Problem requirements » Your answer must be an exact copy of the records below, with no pictures in it.

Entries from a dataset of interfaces
—————
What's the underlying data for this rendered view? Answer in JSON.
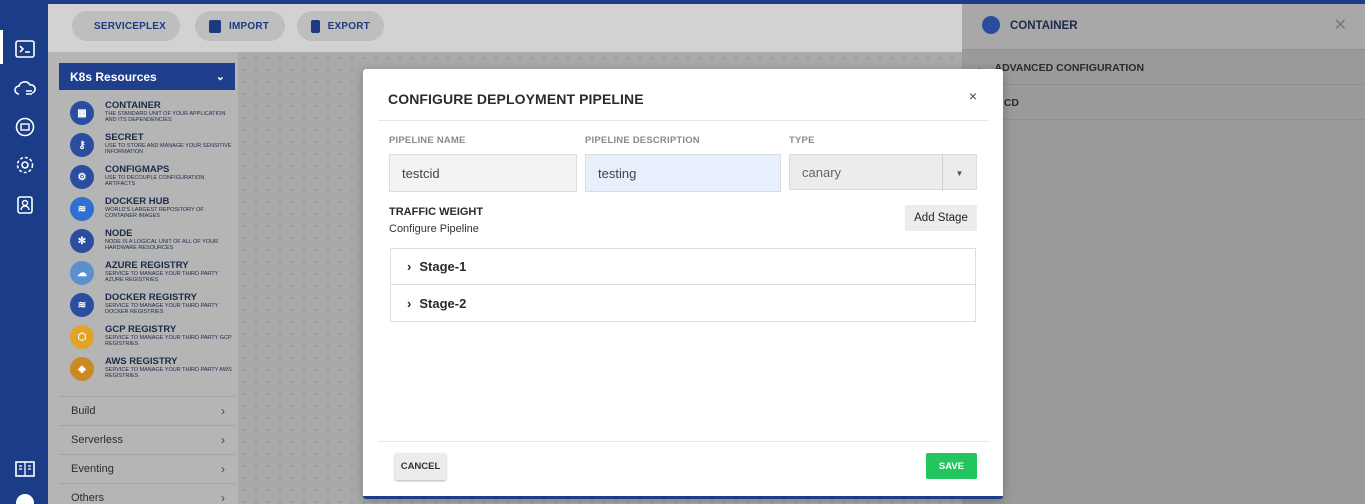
{
  "toolbar": {
    "buttons": [
      {
        "label": "SERVICEPLEX",
        "icon": "serviceplex-icon"
      },
      {
        "label": "IMPORT",
        "icon": "import-icon"
      },
      {
        "label": "EXPORT",
        "icon": "export-icon"
      }
    ]
  },
  "rail": {
    "icons": [
      "terminal-icon",
      "cloud-icon",
      "registry-icon",
      "gear-icon",
      "user-icon",
      "book-icon",
      "help-icon"
    ]
  },
  "resources": {
    "header": "K8s Resources",
    "items": [
      {
        "title": "CONTAINER",
        "desc": "THE STANDARD UNIT OF YOUR APPLICATION AND ITS DEPENDENCIES",
        "icon": "container-icon"
      },
      {
        "title": "SECRET",
        "desc": "USE TO STORE AND MANAGE YOUR SENSITIVE INFORMATION",
        "icon": "key-icon"
      },
      {
        "title": "CONFIGMAPS",
        "desc": "USE TO DECOUPLE CONFIGURATION ARTIFACTS",
        "icon": "configmap-icon"
      },
      {
        "title": "DOCKER HUB",
        "desc": "WORLD'S LARGEST REPOSITORY OF CONTAINER IMAGES",
        "icon": "docker-icon"
      },
      {
        "title": "NODE",
        "desc": "NODE IS A LOGICAL UNIT OF ALL OF YOUR HARDWARE RESOURCES",
        "icon": "node-icon"
      },
      {
        "title": "AZURE REGISTRY",
        "desc": "SERVICE TO MANAGE YOUR THIRD PARTY AZURE REGISTRIES",
        "icon": "azure-icon"
      },
      {
        "title": "DOCKER REGISTRY",
        "desc": "SERVICE TO MANAGE YOUR THIRD PARTY DOCKER REGISTRIES",
        "icon": "docker-registry-icon"
      },
      {
        "title": "GCP REGISTRY",
        "desc": "SERVICE TO MANAGE YOUR THIRD PARTY GCP REGISTRIES",
        "icon": "gcp-icon"
      },
      {
        "title": "AWS REGISTRY",
        "desc": "SERVICE TO MANAGE YOUR THIRD PARTY AWS REGISTRIES",
        "icon": "aws-icon"
      }
    ],
    "sections": [
      "Build",
      "Serverless",
      "Eventing",
      "Others"
    ]
  },
  "right_panel": {
    "title": "CONTAINER",
    "rows": [
      "ADVANCED CONFIGURATION",
      "/ CD"
    ]
  },
  "modal": {
    "title": "CONFIGURE DEPLOYMENT PIPELINE",
    "close": "×",
    "fields": {
      "name_label": "PIPELINE NAME",
      "name_value": "testcid",
      "desc_label": "PIPELINE DESCRIPTION",
      "desc_value": "testing",
      "type_label": "TYPE",
      "type_value": "canary"
    },
    "traffic_title": "TRAFFIC WEIGHT",
    "traffic_sub": "Configure Pipeline",
    "add_stage": "Add Stage",
    "stages": [
      "Stage-1",
      "Stage-2"
    ],
    "cancel": "CANCEL",
    "save": "SAVE"
  },
  "colors": {
    "brand": "#1f3c88",
    "save": "#22c55e"
  }
}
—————
Exercise answer »
What's the underlying data for this rendered view? Answer in JSON.
{
  "toolbar": {
    "buttons": [
      {
        "label": "SERVICEPLEX",
        "icon": "serviceplex-icon"
      },
      {
        "label": "IMPORT",
        "icon": "import-icon"
      },
      {
        "label": "EXPORT",
        "icon": "export-icon"
      }
    ]
  },
  "rail": {
    "icons": [
      "terminal-icon",
      "cloud-icon",
      "registry-icon",
      "gear-icon",
      "user-icon",
      "book-icon",
      "help-icon"
    ]
  },
  "resources": {
    "header": "K8s Resources",
    "items": [
      {
        "title": "CONTAINER",
        "desc": "THE STANDARD UNIT OF YOUR APPLICATION AND ITS DEPENDENCIES",
        "icon": "container-icon"
      },
      {
        "title": "SECRET",
        "desc": "USE TO STORE AND MANAGE YOUR SENSITIVE INFORMATION",
        "icon": "key-icon"
      },
      {
        "title": "CONFIGMAPS",
        "desc": "USE TO DECOUPLE CONFIGURATION ARTIFACTS",
        "icon": "configmap-icon"
      },
      {
        "title": "DOCKER HUB",
        "desc": "WORLD'S LARGEST REPOSITORY OF CONTAINER IMAGES",
        "icon": "docker-icon"
      },
      {
        "title": "NODE",
        "desc": "NODE IS A LOGICAL UNIT OF ALL OF YOUR HARDWARE RESOURCES",
        "icon": "node-icon"
      },
      {
        "title": "AZURE REGISTRY",
        "desc": "SERVICE TO MANAGE YOUR THIRD PARTY AZURE REGISTRIES",
        "icon": "azure-icon"
      },
      {
        "title": "DOCKER REGISTRY",
        "desc": "SERVICE TO MANAGE YOUR THIRD PARTY DOCKER REGISTRIES",
        "icon": "docker-registry-icon"
      },
      {
        "title": "GCP REGISTRY",
        "desc": "SERVICE TO MANAGE YOUR THIRD PARTY GCP REGISTRIES",
        "icon": "gcp-icon"
      },
      {
        "title": "AWS REGISTRY",
        "desc": "SERVICE TO MANAGE YOUR THIRD PARTY AWS REGISTRIES",
        "icon": "aws-icon"
      }
    ],
    "sections": [
      "Build",
      "Serverless",
      "Eventing",
      "Others"
    ]
  },
  "right_panel": {
    "title": "CONTAINER",
    "rows": [
      "ADVANCED CONFIGURATION",
      "/ CD"
    ]
  },
  "modal": {
    "title": "CONFIGURE DEPLOYMENT PIPELINE",
    "close": "×",
    "fields": {
      "name_label": "PIPELINE NAME",
      "name_value": "testcid",
      "desc_label": "PIPELINE DESCRIPTION",
      "desc_value": "testing",
      "type_label": "TYPE",
      "type_value": "canary"
    },
    "traffic_title": "TRAFFIC WEIGHT",
    "traffic_sub": "Configure Pipeline",
    "add_stage": "Add Stage",
    "stages": [
      "Stage-1",
      "Stage-2"
    ],
    "cancel": "CANCEL",
    "save": "SAVE"
  },
  "colors": {
    "brand": "#1f3c88",
    "save": "#22c55e"
  }
}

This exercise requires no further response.